    The only traps that I wax are my land traps for cat, fox, and coyotes. I wax the cat traps as a rust control measure. I wax my fox and coyote traps to control the smell. I have wax some old coon traps to speed them up, but it is a real pain due to the fact that I use long spring #11’s. They tend to miss fire while adjusting the springs even after scraping the wax from the dog and pan.
     
  18. peewee williams

    peewee williams New Member

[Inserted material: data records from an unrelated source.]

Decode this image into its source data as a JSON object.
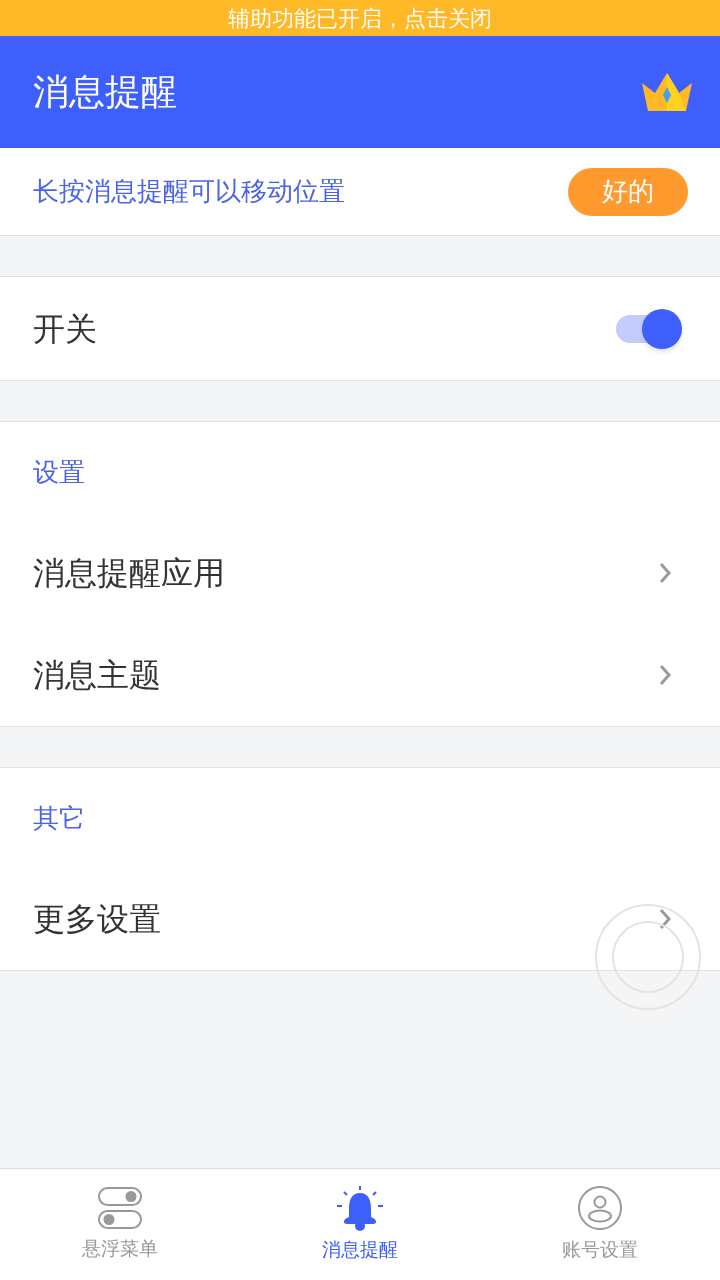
{
  "banner": "辅助功能已开启，点击关闭",
  "header": {
    "title": "消息提醒"
  },
  "hint": {
    "text": "长按消息提醒可以移动位置",
    "button": "好的"
  },
  "switch": {
    "label": "开关",
    "on": true
  },
  "sections": [
    {
      "title": "设置",
      "items": [
        {
          "label": "消息提醒应用"
        },
        {
          "label": "消息主题"
        }
      ]
    },
    {
      "title": "其它",
      "items": [
        {
          "label": "更多设置"
        }
      ]
    }
  ],
  "tabs": [
    {
      "label": "悬浮菜单",
      "kind": "toggles",
      "selected": false
    },
    {
      "label": "消息提醒",
      "kind": "bell",
      "selected": true
    },
    {
      "label": "账号设置",
      "kind": "person",
      "selected": false
    }
  ]
}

    Messages:
    3,111
    State:
    Pembroke,Georgia
    Many old trappers used to go over their traps with small files and fine emery cloth.Polishing up and such on the parts that contacted each other.It was and is much like doing a "Trigger Job"on a gun.You can really improve the action,speed and release setting on many traps.Now that said,you can overdo it.A hair trigger is not wanted on ever setting.I do think that it will improve your success ratio.A faster operating trap has to catch more.You want it all to feel SMOOTH when it releases.peewee-williams
     
  19. cuttingout69

    cuttingout69 New Member

    Messages:
    1,349
    State:
    Louisiana
    The wax works wonders on the speed of the #11's, but they were so old, I just through them out and use the newer ones. I set down last year and worked every trigger over. I don't like a hair trigger as much as I like a clean trigger break. I learn this past season how ever that I need to have a hair trigger on mink. I would say that 50-60 of the mink I would catch would be caught by both front feet. Had a fellow tell me that my pan tension was too high and it was taking both feet on the pan to trip the trap. Makes sense to me. What do you think?
     
  20. sds888

    sds888 New Member

    Messages:
    378
    State:
    Townville, South Carolina
    I would agree with that guy about the speed of the trigger it is very important in traping. A key example is when trapping feral cats. If you set cage trap out you will get one at a time but if you were to make a very heavy trigger you would catch 4-5 at a time. That is the difference in 50 dollars for one set and 250 dollars for one set. or if your trapping chipmunks you want to make sure thier whole body is on the rat trap before it goes off or you will miss them 90% of the time.
    Stephen